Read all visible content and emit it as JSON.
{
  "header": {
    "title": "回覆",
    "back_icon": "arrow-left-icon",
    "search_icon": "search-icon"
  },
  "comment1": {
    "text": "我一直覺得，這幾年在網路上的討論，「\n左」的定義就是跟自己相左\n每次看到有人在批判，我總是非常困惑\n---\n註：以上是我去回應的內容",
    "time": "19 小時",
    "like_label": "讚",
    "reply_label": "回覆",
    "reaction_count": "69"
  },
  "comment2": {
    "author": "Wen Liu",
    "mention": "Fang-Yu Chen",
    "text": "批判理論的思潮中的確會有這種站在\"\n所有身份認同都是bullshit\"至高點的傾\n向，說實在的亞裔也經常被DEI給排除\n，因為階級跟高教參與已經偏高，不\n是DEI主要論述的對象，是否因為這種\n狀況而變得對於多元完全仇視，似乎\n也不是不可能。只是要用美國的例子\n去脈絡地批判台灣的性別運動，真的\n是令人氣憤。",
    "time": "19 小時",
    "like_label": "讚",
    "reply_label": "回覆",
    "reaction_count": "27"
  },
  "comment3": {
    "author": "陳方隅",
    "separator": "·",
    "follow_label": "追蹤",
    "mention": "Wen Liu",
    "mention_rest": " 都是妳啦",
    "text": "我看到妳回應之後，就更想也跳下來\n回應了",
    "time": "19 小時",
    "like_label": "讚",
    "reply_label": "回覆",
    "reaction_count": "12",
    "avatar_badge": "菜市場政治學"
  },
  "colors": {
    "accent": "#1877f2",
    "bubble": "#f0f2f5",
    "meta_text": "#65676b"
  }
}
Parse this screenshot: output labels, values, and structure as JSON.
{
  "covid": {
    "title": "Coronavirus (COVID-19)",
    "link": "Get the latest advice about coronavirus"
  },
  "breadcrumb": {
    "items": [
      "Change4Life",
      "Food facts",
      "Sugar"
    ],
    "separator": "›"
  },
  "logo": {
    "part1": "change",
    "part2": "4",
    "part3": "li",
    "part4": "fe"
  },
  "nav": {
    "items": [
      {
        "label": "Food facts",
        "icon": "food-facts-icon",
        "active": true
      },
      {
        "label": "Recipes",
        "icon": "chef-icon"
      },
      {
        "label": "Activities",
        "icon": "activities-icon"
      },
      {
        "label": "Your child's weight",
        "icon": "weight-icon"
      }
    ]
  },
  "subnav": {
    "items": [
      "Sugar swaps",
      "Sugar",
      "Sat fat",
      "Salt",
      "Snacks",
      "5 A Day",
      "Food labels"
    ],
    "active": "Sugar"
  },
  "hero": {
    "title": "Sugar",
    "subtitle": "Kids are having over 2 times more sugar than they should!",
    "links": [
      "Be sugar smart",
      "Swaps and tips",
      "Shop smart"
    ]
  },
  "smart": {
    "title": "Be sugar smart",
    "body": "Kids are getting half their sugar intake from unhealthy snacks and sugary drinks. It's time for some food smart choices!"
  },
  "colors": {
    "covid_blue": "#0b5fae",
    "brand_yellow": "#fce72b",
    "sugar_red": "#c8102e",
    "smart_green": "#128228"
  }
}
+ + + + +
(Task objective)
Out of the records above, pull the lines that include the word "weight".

(Task answer)
        "label": "Your child's weight",
        "icon": "weight-icon"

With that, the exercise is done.